◆ RECORDED INFORMATION ◆
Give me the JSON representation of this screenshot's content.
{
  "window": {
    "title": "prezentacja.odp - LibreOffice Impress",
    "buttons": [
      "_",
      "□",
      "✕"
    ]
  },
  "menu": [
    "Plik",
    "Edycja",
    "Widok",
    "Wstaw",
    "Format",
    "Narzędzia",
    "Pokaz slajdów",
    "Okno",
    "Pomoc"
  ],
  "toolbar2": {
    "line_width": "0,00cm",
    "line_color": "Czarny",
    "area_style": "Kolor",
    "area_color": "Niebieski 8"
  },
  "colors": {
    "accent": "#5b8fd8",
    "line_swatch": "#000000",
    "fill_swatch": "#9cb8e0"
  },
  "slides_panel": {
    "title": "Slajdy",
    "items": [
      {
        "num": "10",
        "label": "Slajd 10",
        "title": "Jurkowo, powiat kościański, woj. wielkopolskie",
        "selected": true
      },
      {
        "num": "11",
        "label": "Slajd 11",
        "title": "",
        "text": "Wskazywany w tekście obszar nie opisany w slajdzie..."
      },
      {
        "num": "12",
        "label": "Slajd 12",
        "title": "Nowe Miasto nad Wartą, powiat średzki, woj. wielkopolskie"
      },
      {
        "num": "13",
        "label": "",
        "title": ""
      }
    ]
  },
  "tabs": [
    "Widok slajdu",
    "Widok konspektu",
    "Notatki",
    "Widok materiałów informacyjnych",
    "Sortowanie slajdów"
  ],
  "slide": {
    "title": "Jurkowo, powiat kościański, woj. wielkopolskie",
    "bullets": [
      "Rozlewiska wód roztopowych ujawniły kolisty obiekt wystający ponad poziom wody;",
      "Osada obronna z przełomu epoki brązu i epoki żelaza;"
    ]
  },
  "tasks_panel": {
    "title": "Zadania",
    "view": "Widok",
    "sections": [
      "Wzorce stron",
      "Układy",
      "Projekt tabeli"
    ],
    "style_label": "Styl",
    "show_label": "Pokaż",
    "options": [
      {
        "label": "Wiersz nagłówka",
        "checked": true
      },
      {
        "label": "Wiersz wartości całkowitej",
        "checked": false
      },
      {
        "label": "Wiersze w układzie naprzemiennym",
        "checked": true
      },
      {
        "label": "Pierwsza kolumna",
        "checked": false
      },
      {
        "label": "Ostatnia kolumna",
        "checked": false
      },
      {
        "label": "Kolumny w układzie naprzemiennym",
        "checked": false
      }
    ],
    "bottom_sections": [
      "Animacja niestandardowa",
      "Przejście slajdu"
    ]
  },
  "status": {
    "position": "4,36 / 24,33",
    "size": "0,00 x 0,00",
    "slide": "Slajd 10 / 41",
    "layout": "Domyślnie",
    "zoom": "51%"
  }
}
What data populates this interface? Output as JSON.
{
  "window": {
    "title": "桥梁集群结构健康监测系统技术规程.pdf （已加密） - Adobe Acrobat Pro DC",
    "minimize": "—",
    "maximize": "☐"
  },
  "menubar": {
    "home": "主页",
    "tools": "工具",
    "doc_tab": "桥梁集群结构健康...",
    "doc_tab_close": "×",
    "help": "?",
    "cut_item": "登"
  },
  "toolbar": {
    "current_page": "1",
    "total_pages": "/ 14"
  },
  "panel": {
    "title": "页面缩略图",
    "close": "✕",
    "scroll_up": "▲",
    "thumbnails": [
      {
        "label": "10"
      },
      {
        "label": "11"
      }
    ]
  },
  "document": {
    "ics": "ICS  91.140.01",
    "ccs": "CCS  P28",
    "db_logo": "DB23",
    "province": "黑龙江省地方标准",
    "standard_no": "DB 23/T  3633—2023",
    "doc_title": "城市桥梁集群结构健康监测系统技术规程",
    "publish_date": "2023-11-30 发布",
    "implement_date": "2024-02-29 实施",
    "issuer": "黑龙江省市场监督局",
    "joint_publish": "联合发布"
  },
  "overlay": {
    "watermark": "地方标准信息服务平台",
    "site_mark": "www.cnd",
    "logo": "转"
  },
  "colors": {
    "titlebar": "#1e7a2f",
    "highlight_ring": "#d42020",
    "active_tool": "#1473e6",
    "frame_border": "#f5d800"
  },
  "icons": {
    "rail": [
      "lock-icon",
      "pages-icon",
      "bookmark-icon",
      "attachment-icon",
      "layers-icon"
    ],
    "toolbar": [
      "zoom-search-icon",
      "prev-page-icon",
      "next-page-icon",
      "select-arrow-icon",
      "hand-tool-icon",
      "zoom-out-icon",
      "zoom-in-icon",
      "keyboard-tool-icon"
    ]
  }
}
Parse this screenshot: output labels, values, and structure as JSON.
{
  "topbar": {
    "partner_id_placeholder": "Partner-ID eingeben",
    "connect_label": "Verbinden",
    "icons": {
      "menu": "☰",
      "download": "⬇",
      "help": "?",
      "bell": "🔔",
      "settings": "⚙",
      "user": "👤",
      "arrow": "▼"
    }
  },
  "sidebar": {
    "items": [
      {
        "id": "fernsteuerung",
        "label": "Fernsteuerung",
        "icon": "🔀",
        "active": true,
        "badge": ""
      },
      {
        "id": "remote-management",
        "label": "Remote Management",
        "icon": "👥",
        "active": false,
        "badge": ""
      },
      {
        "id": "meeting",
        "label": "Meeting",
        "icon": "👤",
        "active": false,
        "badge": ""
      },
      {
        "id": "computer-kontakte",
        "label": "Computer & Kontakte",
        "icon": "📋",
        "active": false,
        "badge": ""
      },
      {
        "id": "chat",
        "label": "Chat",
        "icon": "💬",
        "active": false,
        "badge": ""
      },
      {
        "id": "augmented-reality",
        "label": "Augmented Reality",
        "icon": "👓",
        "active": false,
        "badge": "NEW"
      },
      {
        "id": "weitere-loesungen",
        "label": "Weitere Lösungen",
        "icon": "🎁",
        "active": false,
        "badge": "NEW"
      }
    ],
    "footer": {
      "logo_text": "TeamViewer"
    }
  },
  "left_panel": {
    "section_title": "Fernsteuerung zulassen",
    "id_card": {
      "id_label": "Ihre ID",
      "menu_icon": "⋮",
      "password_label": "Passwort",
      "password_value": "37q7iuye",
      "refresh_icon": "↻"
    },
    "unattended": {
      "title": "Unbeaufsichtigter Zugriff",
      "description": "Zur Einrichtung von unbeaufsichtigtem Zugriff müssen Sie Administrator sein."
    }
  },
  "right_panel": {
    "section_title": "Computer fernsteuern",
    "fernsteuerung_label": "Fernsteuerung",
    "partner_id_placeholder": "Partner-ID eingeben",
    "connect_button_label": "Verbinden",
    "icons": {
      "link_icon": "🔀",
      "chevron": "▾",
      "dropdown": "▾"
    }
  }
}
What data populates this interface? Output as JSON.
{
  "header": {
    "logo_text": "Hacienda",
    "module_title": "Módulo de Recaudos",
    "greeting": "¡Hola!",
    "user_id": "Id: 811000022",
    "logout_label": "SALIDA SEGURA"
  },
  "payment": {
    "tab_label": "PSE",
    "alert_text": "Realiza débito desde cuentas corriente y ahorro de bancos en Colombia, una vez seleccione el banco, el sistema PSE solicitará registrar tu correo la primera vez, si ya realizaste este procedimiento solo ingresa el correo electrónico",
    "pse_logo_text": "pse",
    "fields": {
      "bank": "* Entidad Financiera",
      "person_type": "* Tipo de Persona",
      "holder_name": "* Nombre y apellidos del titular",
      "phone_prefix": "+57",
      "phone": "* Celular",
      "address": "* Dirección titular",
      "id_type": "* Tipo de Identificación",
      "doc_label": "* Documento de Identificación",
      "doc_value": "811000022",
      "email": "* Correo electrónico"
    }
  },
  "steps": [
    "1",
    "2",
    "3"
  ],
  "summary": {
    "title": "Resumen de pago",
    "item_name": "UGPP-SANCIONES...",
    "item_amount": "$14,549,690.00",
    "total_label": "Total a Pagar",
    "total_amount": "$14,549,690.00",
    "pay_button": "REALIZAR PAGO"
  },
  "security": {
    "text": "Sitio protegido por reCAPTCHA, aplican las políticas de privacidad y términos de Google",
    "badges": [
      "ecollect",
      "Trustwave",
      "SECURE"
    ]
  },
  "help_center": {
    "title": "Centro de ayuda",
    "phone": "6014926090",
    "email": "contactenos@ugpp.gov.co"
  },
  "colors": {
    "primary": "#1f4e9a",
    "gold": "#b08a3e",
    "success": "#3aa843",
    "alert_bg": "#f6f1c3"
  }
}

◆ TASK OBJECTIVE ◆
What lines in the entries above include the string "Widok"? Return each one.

◆ ANSWER BOX ◆
    "Widok",
    "Widok slajdu",
    "Widok konspektu",
    "Widok materiałów informacyjnych",
    "view": "Widok",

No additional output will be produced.